**Prompt:**
What the task needs is every record repeated exactly, nothing more.
+-------+
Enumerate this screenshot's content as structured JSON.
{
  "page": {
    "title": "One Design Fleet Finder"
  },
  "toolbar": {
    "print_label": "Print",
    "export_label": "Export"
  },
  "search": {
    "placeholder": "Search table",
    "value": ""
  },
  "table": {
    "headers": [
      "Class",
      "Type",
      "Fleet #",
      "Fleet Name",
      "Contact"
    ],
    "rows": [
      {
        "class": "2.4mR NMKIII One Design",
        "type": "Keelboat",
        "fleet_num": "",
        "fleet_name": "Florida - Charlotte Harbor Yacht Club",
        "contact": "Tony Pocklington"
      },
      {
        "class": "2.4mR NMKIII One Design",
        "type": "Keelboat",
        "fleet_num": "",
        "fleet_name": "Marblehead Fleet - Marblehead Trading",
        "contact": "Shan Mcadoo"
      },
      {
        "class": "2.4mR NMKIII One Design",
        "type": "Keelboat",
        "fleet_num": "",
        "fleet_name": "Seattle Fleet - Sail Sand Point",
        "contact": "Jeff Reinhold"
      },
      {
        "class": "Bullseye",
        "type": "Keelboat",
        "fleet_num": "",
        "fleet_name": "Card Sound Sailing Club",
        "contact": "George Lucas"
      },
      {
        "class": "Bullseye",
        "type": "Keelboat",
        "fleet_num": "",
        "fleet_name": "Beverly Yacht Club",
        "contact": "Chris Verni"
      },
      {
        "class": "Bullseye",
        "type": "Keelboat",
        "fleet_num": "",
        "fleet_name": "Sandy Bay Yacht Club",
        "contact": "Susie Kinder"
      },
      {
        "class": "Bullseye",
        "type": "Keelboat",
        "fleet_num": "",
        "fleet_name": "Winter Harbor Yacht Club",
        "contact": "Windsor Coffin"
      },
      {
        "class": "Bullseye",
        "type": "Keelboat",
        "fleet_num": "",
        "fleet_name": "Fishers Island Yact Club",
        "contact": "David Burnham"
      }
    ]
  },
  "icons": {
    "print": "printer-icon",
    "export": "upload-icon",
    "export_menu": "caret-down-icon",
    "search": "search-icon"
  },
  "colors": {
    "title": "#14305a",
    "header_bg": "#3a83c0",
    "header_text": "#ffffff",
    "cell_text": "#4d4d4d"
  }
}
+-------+
**The completed task:**
Enumerate this screenshot's content as structured JSON.
{
  "page": {
    "title": "One Design Fleet Finder"
  },
  "toolbar": {
    "print_label": "Print",
    "export_label": "Export"
  },
  "search": {
    "placeholder": "Search table",
    "value": ""
  },
  "table": {
    "headers": [
      "Class",
      "Type",
      "Fleet #",
      "Fleet Name",
      "Contact"
    ],
    "rows": [
      {
        "class": "2.4mR NMKIII One Design",
        "type": "Keelboat",
        "fleet_num": "",
        "fleet_name": "Florida - Charlotte Harbor Yacht Club",
        "contact": "Tony Pocklington"
      },
      {
        "class": "2.4mR NMKIII One Design",
        "type": "Keelboat",
        "fleet_num": "",
        "fleet_name": "Marblehead Fleet - Marblehead Trading",
        "contact": "Shan Mcadoo"
      },
      {
        "class": "2.4mR NMKIII One Design",
        "type": "Keelboat",
        "fleet_num": "",
        "fleet_name": "Seattle Fleet - Sail Sand Point",
        "contact": "Jeff Reinhold"
      },
      {
        "class": "Bullseye",
        "type": "Keelboat",
        "fleet_num": "",
        "fleet_name": "Card Sound Sailing Club",
        "contact": "George Lucas"
      },
      {
        "class": "Bullseye",
        "type": "Keelboat",
        "fleet_num": "",
        "fleet_name": "Beverly Yacht Club",
        "contact": "Chris Verni"
      },
      {
        "class": "Bullseye",
        "type": "Keelboat",
        "fleet_num": "",
        "fleet_name": "Sandy Bay Yacht Club",
        "contact": "Susie Kinder"
      },
      {
        "class": "Bullseye",
        "type": "Keelboat",
        "fleet_num": "",
        "fleet_name": "Winter Harbor Yacht Club",
        "contact": "Windsor Coffin"
      },
      {
        "class": "Bullseye",
        "type": "Keelboat",
        "fleet_num": "",
        "fleet_name": "Fishers Island Yact Club",
        "contact": "David Burnham"
      }
    ]
  },
  "icons": {
    "print": "printer-icon",
    "export": "upload-icon",
    "export_menu": "caret-down-icon",
    "search": "search-icon"
  },
  "colors": {
    "title": "#14305a",
    "header_bg": "#3a83c0",
    "header_text": "#ffffff",
    "cell_text": "#4d4d4d"
  }
}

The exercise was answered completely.